Pakman states "Klout’s algorithms score the actual influence of people as they share on the social web. They attempt to measure your influence by observing interactions on the social web. As we all work to build and manage our online identity and profile, Klout helps measure our reach and topics of influence."
The problem with his premise is that it mistakenly equates social activity with influence. Nathan Gilliat brilliantly dismisses that argument.
Pakman's premise is that it assumes that people who are active on Twitter and Facebook somehow DESERVE to be treated better by restaurants airlines etc. I don't disagree that social media helps give consumers more power and makes brands more accountable, but lets not forget that all Klout measures is activity, mostly on Twitter. So if I am on bereivement leave or vacation, and my Klout score drops because my I'm away from electronic devices, I no longer deserve good service or a good meal?
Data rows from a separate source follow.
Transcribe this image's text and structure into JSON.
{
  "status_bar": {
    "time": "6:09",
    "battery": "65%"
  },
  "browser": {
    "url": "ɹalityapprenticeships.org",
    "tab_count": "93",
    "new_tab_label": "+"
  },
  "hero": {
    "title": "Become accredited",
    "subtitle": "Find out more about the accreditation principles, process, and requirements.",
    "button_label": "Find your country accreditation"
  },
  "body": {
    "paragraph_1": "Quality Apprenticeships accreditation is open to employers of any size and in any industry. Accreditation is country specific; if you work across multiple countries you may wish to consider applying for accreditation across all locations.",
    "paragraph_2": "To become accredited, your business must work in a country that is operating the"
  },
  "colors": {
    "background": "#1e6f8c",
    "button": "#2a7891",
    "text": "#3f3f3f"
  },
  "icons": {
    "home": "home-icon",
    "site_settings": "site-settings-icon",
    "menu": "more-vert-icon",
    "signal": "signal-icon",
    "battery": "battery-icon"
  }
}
That sounds like a new version of the caste system, but one based on one's access to social media.
This isn't measurement, it is discrimination.
The uncivil society that Pakman proposes is one in which someone with a smart robot can game their way to a high klout score and then leverage that score to muscle their way onto planes, doctor's offices and restaurants. Can't wait to see what the 99% does with that.